Analyzing What’s Going Wrong At Manchester City

Analyzing What’s Going Wrong At Manchester City

If you’re reading this in May 2024, as Manchester City put the finishing touches on another treble-winning season, then you may be questioning the sanity of the title of this article.

But as of December 2023, Pep Guardiola’s side looks a pale imitation of that which dominated soccer both in the UK and in Europe last season.

Quite what has gone wrong is hard to pinpoint at first glance – they have the same head coach in Pep Guardiola, and arguably a stronger squad than they did in their stellar 2022/23 campaign.

So why do they keep dropping points and scraping through games?

Losing Their Edge

After their 2-2 draw with Crystal Palace in December, City were, for the first time during the 2023/24 season, available at ‘positive’ Premier League betting odds of +110, with Liverpool at +260 and Arsenal at +300.

Most Premier League tips will still favor Pep’s men to retain their grip on the trophy given their dominance of English soccer in recent times, however the stats suggest they have certainly lost their aura of invincibility this term.

They sit just third in the Expected Goals (xG) table, a stat that measures the quality of the goalscoring chances being created.

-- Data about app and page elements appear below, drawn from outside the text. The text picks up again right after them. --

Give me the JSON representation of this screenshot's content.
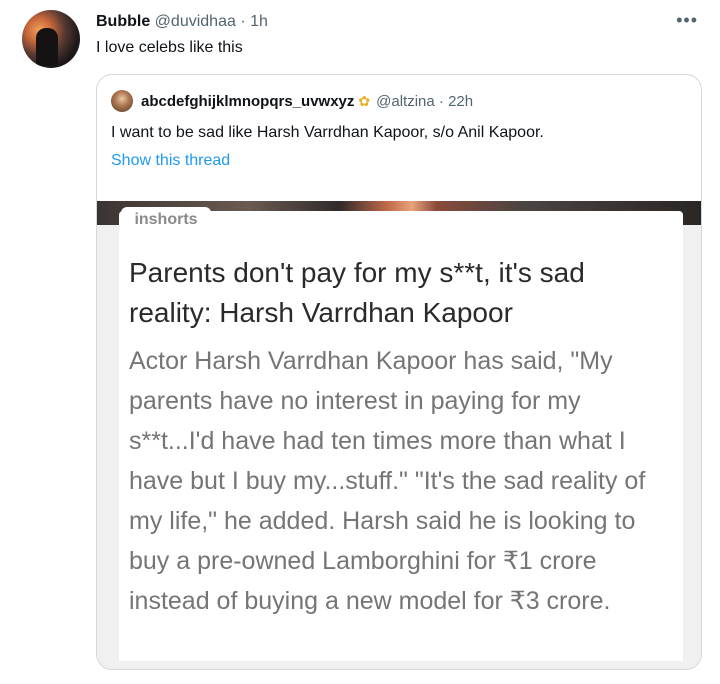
{
  "tweet": {
    "name": "Bubble",
    "handle": "@duvidhaa",
    "separator": "·",
    "time": "1h",
    "more_label": "•••",
    "text": "I love celebs like this"
  },
  "quote": {
    "name": "abcdefghijklmnopqrs_uvwxyz",
    "emoji_icon": "flower-icon",
    "emoji": "✿",
    "handle": "@altzina",
    "separator": "·",
    "time": "22h",
    "text": "I want to be sad like Harsh Varrdhan Kapoor, s/o Anil Kapoor.",
    "show_thread": "Show this thread"
  },
  "media": {
    "brand": "inshorts",
    "headline": "Parents don't pay for my s**t, it's sad reality: Harsh Varrdhan Kapoor",
    "body": "Actor Harsh Varrdhan Kapoor has said, \"My parents have no interest in paying for my s**t...I'd have had ten times more than what I have but I buy my...stuff.\" \"It's the sad reality of my life,\" he added. Harsh said he is looking to buy a pre-owned Lamborghini for ₹1 crore instead of buying a new model for ₹3 crore."
  },
  "colors": {
    "link": "#1d9bf0",
    "secondary": "#536471",
    "border": "#cfd9de"
  }
}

It’s almost unheard of for City not to lead the way in this metric in the Pep era.

At the other end of the pitch, the Cityzens rank second for the xG yielded stat too – an excellent performance, relatively speaking, for any team, but perhaps not so much for one that has enjoyed almost singular dominance over the Premier League for five seasons or more.

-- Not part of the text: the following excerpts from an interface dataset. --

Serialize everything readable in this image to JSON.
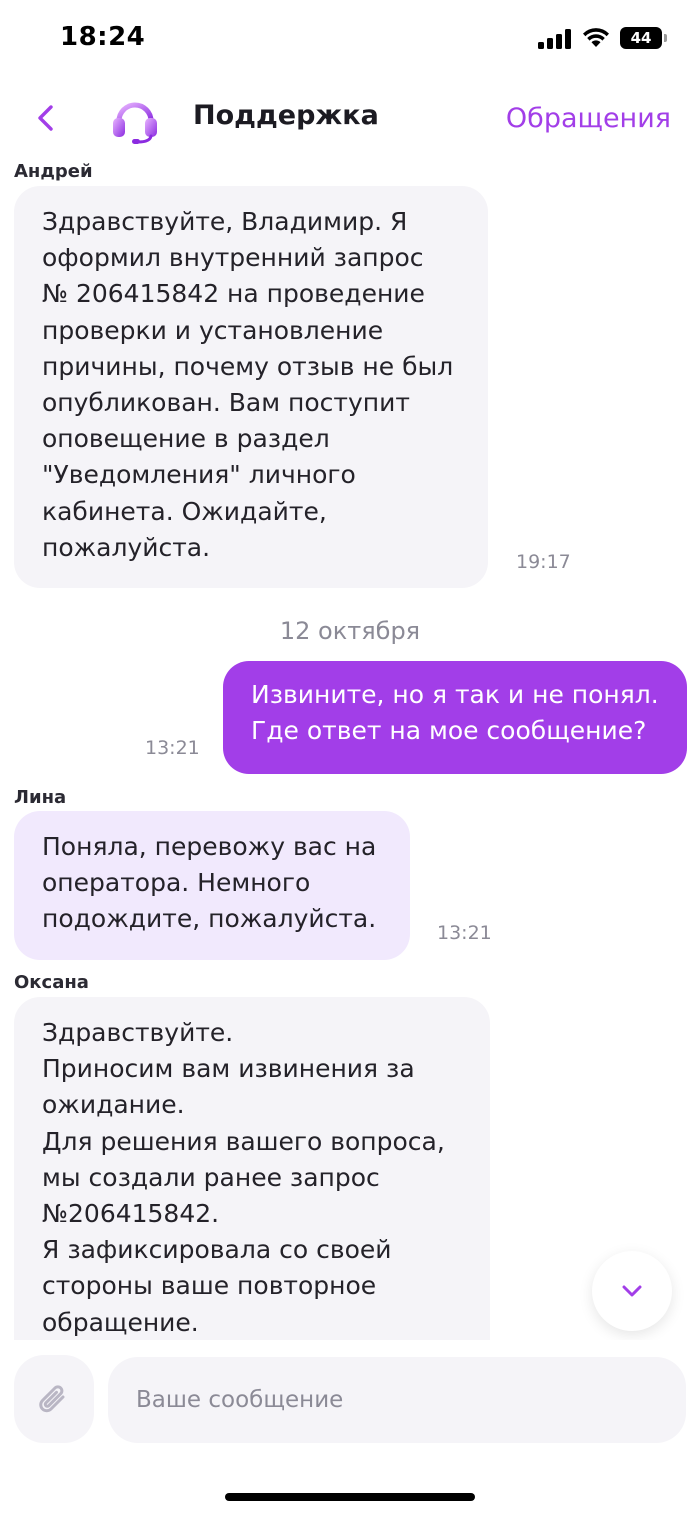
{
  "status_bar": {
    "time": "18:24",
    "battery": "44"
  },
  "header": {
    "title": "Поддержка",
    "appeals_link": "Обращения"
  },
  "messages": [
    {
      "sender": "Андрей",
      "direction": "in",
      "text": "Здравствуйте, Владимир. Я\nоформил внутренний запрос\n№ 206415842 на проведение\nпроверки и установление\nпричины, почему отзыв не был\nопубликован. Вам поступит\nоповещение в раздел\n\"Уведомления\" личного\nкабинета. Ожидайте,\nпожалуйста.",
      "time": "19:17"
    },
    {
      "date_separator": "12 октября"
    },
    {
      "sender": "",
      "direction": "out",
      "text": "Извините, но я так и не понял.\nГде ответ на мое сообщение?",
      "time": "13:21"
    },
    {
      "sender": "Лина",
      "direction": "in",
      "style": "bot",
      "text": "Поняла, перевожу вас на\nоператора. Немного\nподождите, пожалуйста.",
      "time": "13:21"
    },
    {
      "sender": "Оксана",
      "direction": "in",
      "text": "Здравствуйте.\nПриносим вам извинения за\nожидание.\nДля решения вашего вопроса,\nмы создали ранее запрос\n№206415842.\nЯ зафиксировала со своей\nстороны ваше повторное\nобращение."
    }
  ],
  "composer": {
    "placeholder": "Ваше сообщение"
  },
  "icons": {
    "back": "chevron-left-icon",
    "support": "headset-icon",
    "scroll_down": "chevron-down-icon",
    "attach": "paperclip-icon"
  },
  "colors": {
    "accent": "#a23ee8",
    "incoming_bubble": "#f5f4f8",
    "bot_bubble": "#f1e9fd",
    "muted_text": "#8b8a96"
  }
}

The upshot is that, right now at least, City are neither the best offensive nor defensive outfit in the EPL – explaining why they sit as low as fourth in the league table at the time of writing.

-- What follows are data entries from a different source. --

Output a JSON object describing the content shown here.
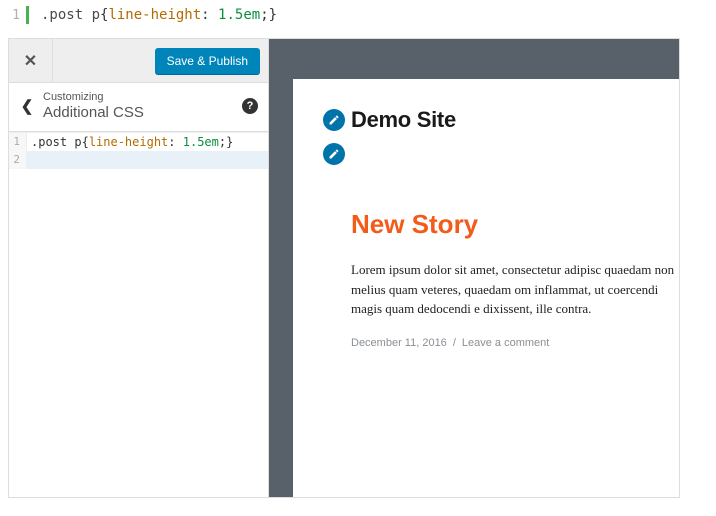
{
  "top_code": {
    "line_no": "1",
    "selector": ".post p",
    "property": "line-height",
    "value": "1.5em"
  },
  "sidebar": {
    "save_label": "Save & Publish",
    "customizing": "Customizing",
    "title": "Additional CSS",
    "help": "?"
  },
  "editor": {
    "lines": [
      {
        "no": "1",
        "selector": ".post p",
        "property": "line-height",
        "value": "1.5em"
      },
      {
        "no": "2"
      }
    ]
  },
  "preview": {
    "site_title": "Demo Site",
    "post_title": "New Story",
    "body": "Lorem ipsum dolor sit amet, consectetur adipisc quaedam non melius quam veteres, quaedam om inflammat, ut coercendi magis quam dedocendi e dixissent, ille contra.",
    "date": "December 11, 2016",
    "comment": "Leave a comment"
  }
}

There is still time for them to turn that around, of course, but these are worrying times for their supporters, who have gorged themselves on a diet of absolute superiority.

We Need to Talk About Kevin

The 2-1 win over Luton Town on December 10 summed up one of City’s biggest issues this term: the absence of the long-term injured Kevin de Bruyne.

The Belgian is the equivalent of a quarterback; his range of passing creates countless chances and assists for his teammates. Without him, Pep has missed a midfield architect capable of breaking down the opposition’s deep defensive lines.

At Luton, the Cityzens mustered just six goals on target against one of the worst defensive outfits in the Premier League, failing to score inside the first hour of the game.

Against Palace, they lost on the xG count to one of the most toothless attacks in the division, and the nadir came against Aston Villa on December 6 – that 0-1 defeat saw them have just two shots on their opponent’s goal in the entire game.

Pep will be advising his medical treatment to try all manner of alternative therapies to get De Bruyne back up and running as soon as possible – Manchester City’s season depends on it.